- Use zero-dialed emergency call routing service as the interim solution to route fixed/non-native and nomadic VoIP 9-1-1 calls to the PSAPs, pending the development and implementation of a long-term fixed/non-native and nomadic VoIP E9-1-1 solution (see paragraph 60 of Telecom Decision 2007-44).
- Contact customers each time billing address changes are made to confirm the most likely physical address for emergency purposes, and ensure that customers are able to update their most likely physical address online (see paragraph 45 of Telecom Decision 2010-387).
- Provide initial customer notification regarding any limitations that may exist with respect to 9-1-1/E9-1-1 service before service commencement. This information is to be made available through all of the following: marketing material used for television, radio, and printed media, the terms and conditions of service, on-line material, customer service representatives, service contracts, and starter kits.

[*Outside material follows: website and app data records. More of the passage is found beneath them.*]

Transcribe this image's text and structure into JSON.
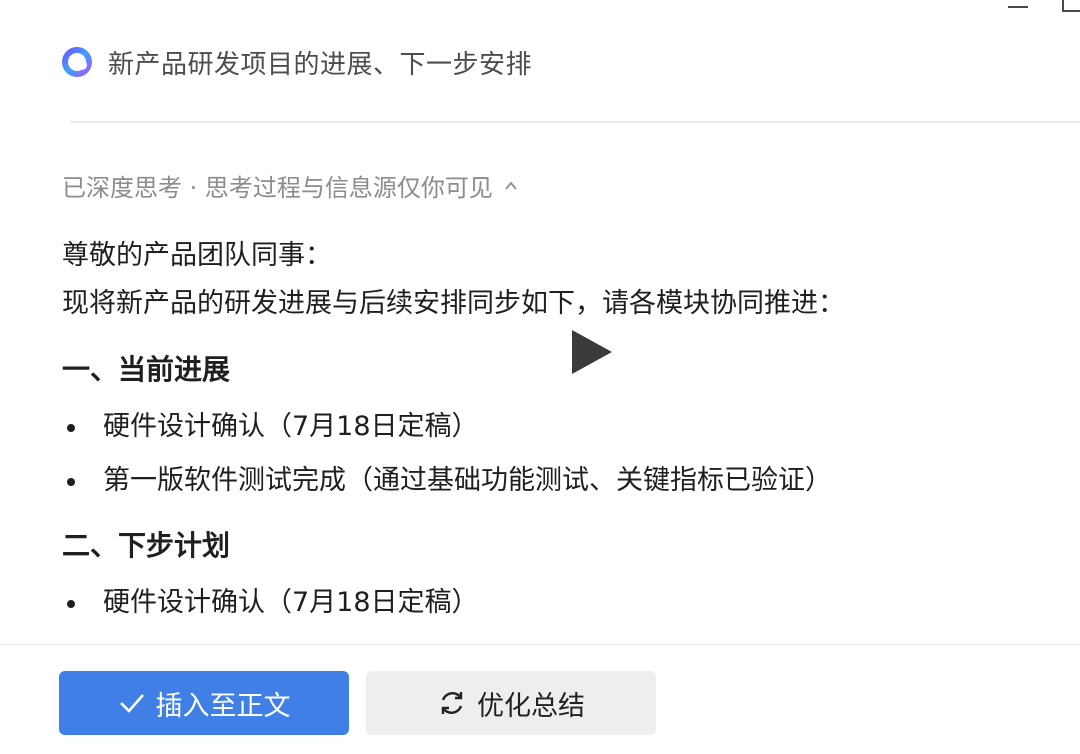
{
  "header": {
    "title": "新产品研发项目的进展、下一步安排",
    "logo_icon": "ring-logo-icon"
  },
  "thinking": {
    "label": "已深度思考 · 思考过程与信息源仅你可见",
    "toggle_icon": "chevron-up-icon"
  },
  "content": {
    "greeting": "尊敬的产品团队同事：",
    "intro": "现将新产品的研发进展与后续安排同步如下，请各模块协同推进：",
    "sections": [
      {
        "heading": "一、当前进展",
        "items": [
          "硬件设计确认（7月18日定稿）",
          "第一版软件测试完成（通过基础功能测试、关键指标已验证）"
        ]
      },
      {
        "heading": "二、下步计划",
        "items": [
          "硬件设计确认（7月18日定稿）"
        ]
      }
    ]
  },
  "overlay": {
    "icon": "play-icon"
  },
  "actions": {
    "insert_label": "插入至正文",
    "insert_icon": "check-icon",
    "optimize_label": "优化总结",
    "optimize_icon": "refresh-icon"
  },
  "colors": {
    "primary": "#3f7fe6",
    "secondary_bg": "#eeeeee",
    "muted_text": "#8c8c8c"
  }
}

In addition, provide on-going customer notification during service provision through all of the following: marketing material used for television, radio, and printed media, the terms and conditions of service, on-line material, customer service representatives, warning stickers affixed to telephone sets, and billing inserts (see paragraphs 93 and 94 of Telecom Decision 2005-21).
- Submit to the Commission proposed texts for customer notifications, which must adhere to the requirements set out in Telecom Decision 2005-61 (see paragraph 15 of Telecom Decision 2005-61).

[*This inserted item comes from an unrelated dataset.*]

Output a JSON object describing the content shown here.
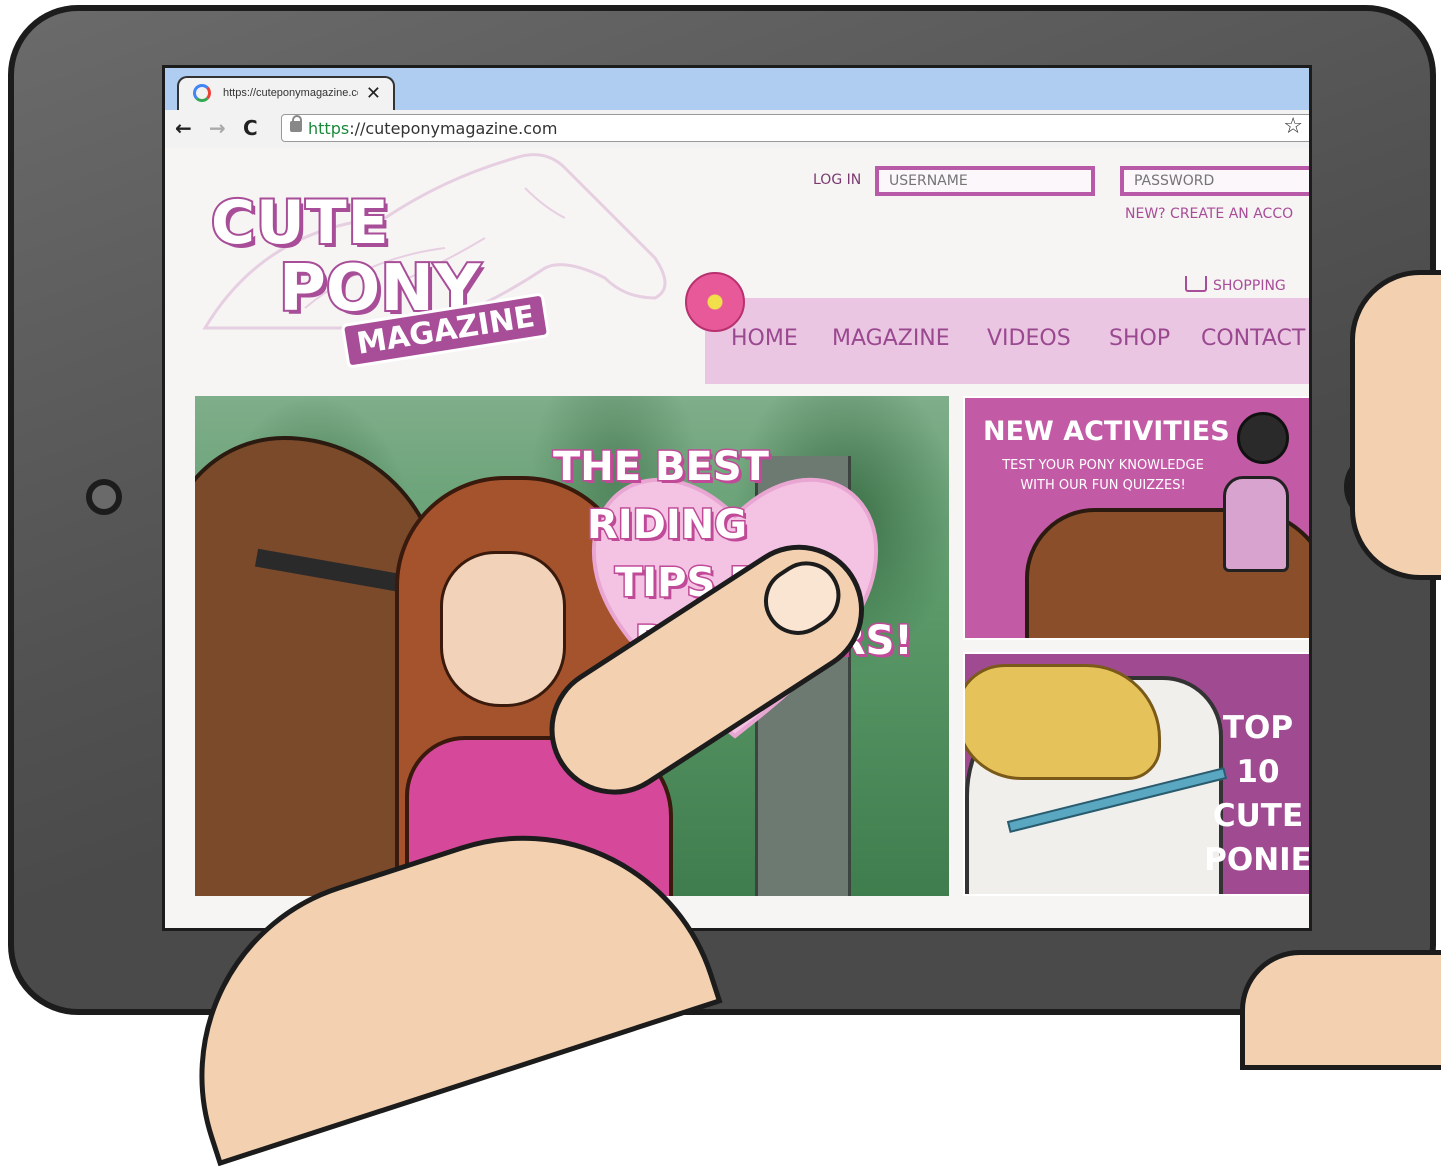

- In cases where there are limitations on VoIP 9-1-1/E9-1-1 service, obtain, prior to commencement of service, the customer’s express consent, by which the customer acknowledges his/her understanding of the 9-1-1/E9-1-1 service limitations, using one of the methods approved in Telecom Decision 2005-15 (see paragraph 98 of Telecom Decision 2005-21).

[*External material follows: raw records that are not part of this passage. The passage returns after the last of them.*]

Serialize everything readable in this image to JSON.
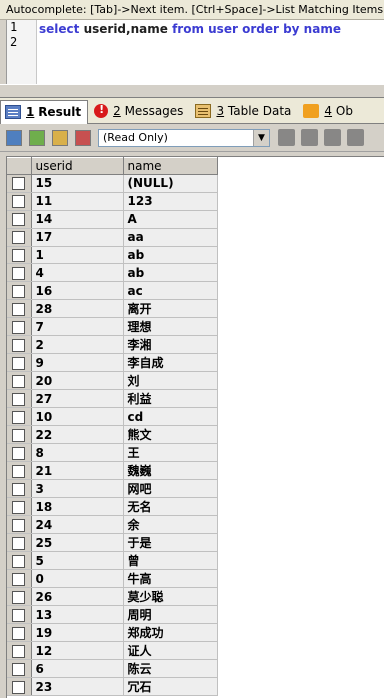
{
  "hint": "Autocomplete: [Tab]->Next item. [Ctrl+Space]->List Matching Items",
  "editor": {
    "line_numbers": [
      "1",
      "2"
    ],
    "tokens": {
      "select": "select",
      "fields": "userid,name",
      "from": "from",
      "table": "user",
      "order_by": "order by",
      "col": "name"
    }
  },
  "tabs": [
    {
      "num": "1",
      "label": "Result"
    },
    {
      "num": "2",
      "label": "Messages"
    },
    {
      "num": "3",
      "label": "Table Data"
    },
    {
      "num": "4",
      "label": "Ob"
    }
  ],
  "toolbar": {
    "mode_value": "(Read Only)"
  },
  "grid": {
    "columns": [
      "userid",
      "name"
    ],
    "rows": [
      [
        "15",
        "(NULL)"
      ],
      [
        "11",
        "123"
      ],
      [
        "14",
        "A"
      ],
      [
        "17",
        "aa"
      ],
      [
        "1",
        "ab"
      ],
      [
        "4",
        "ab"
      ],
      [
        "16",
        "ac"
      ],
      [
        "28",
        "离开"
      ],
      [
        "7",
        "理想"
      ],
      [
        "2",
        "李湘"
      ],
      [
        "9",
        "李自成"
      ],
      [
        "20",
        "刘"
      ],
      [
        "27",
        "利益"
      ],
      [
        "10",
        "cd"
      ],
      [
        "22",
        "熊文"
      ],
      [
        "8",
        "王"
      ],
      [
        "21",
        "魏巍"
      ],
      [
        "3",
        "网吧"
      ],
      [
        "18",
        "无名"
      ],
      [
        "24",
        "余"
      ],
      [
        "25",
        "于是"
      ],
      [
        "5",
        "曾"
      ],
      [
        "0",
        "牛高"
      ],
      [
        "26",
        "莫少聪"
      ],
      [
        "13",
        "周明"
      ],
      [
        "19",
        "郑成功"
      ],
      [
        "12",
        "证人"
      ],
      [
        "6",
        "陈云"
      ],
      [
        "23",
        "冗石"
      ]
    ]
  }
}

- Provide all customer notification and any printed information used to secure express customer consent in alternative formats (e.g. Braille and large print) upon request. Furthermore, explain all customer notification and printed information to customers upon request (see paragraph 98 of Telecom Decision 2005-21).
Tips when making 9-1-1 emergency calls
- Tell the 9-1-1 operator the nature and location of the emergency as soon as they ask for it.
- Give the 9-1-1 operator your phone number, so that if the call gets disconnected, they can call you back.
- Stay on the line and follow instructions unless the 9-1-1 operator asks you to hang up.
- If you get disconnected, call back.
Additional tips for VoIP
- Make sure your location information is up to date with your service provider. The operator may assume that you are at the last registered address if you are not able to speak during a 9-1-1 call.
- During a power (unless battery back-up is provided) or an Internet outage, VoIP services, including 9-1-1, will be unavailable.
Unintentional 9-1-1 calls
One challenge with wireless technology is the increase in 9-1-1 calls made by mistake from mobile devices in pockets and purses. These calls can delay help for other 9-1-1 callers experiencing real emergencies.
To prevent accidental 9-1-1 calls:
- If children use mobile devices, ensure they are informed on the importance of only calling 9-1-1 for real emergencies and how to prevent 9-1-1 calls made by mistake
- when you’re not using your mobile device, turn it off, or lock the keypad
- do not program your mobile device to automatically dial 9-1-1
- If your mobile device is pre-programmed with the auto-dial 9-1-1 feature turned on, turn the feature off. Check your user manual for instructions.
If you dial 9-1-1 by mistake, stay on the line and tell the 9-1-1 operator that there is no emergency and that the call was unintentional.
- Date modified: